• _Your instructions_
For this exercise, copy all the data exactly and include none of the pictures.

• _Records provided_
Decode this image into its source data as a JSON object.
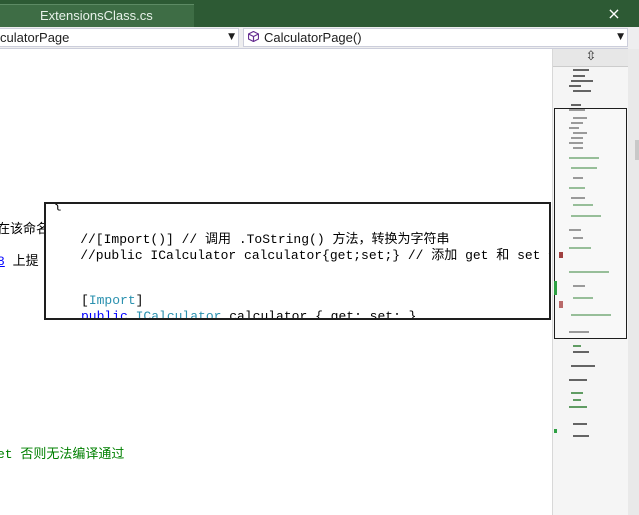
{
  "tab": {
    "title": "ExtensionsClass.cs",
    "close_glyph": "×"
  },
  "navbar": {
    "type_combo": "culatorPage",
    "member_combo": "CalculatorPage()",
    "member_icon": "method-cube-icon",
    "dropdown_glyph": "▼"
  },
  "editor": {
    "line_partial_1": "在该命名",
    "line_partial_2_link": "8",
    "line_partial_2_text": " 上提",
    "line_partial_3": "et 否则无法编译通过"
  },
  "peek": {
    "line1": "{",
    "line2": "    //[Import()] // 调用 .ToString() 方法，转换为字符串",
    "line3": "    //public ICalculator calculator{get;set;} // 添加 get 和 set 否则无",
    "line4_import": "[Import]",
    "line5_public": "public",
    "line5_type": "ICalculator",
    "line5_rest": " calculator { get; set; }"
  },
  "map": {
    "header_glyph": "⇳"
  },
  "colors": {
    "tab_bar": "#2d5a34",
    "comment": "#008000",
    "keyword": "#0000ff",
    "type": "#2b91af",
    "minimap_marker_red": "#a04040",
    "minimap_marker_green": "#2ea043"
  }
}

• _Final answer_
Decode this image into its source data as a JSON object.
{
  "tab": {
    "title": "ExtensionsClass.cs",
    "close_glyph": "×"
  },
  "navbar": {
    "type_combo": "culatorPage",
    "member_combo": "CalculatorPage()",
    "member_icon": "method-cube-icon",
    "dropdown_glyph": "▼"
  },
  "editor": {
    "line_partial_1": "在该命名",
    "line_partial_2_link": "8",
    "line_partial_2_text": " 上提",
    "line_partial_3": "et 否则无法编译通过"
  },
  "peek": {
    "line1": "{",
    "line2": "    //[Import()] // 调用 .ToString() 方法，转换为字符串",
    "line3": "    //public ICalculator calculator{get;set;} // 添加 get 和 set 否则无",
    "line4_import": "[Import]",
    "line5_public": "public",
    "line5_type": "ICalculator",
    "line5_rest": " calculator { get; set; }"
  },
  "map": {
    "header_glyph": "⇳"
  },
  "colors": {
    "tab_bar": "#2d5a34",
    "comment": "#008000",
    "keyword": "#0000ff",
    "type": "#2b91af",
    "minimap_marker_red": "#a04040",
    "minimap_marker_green": "#2ea043"
  }
}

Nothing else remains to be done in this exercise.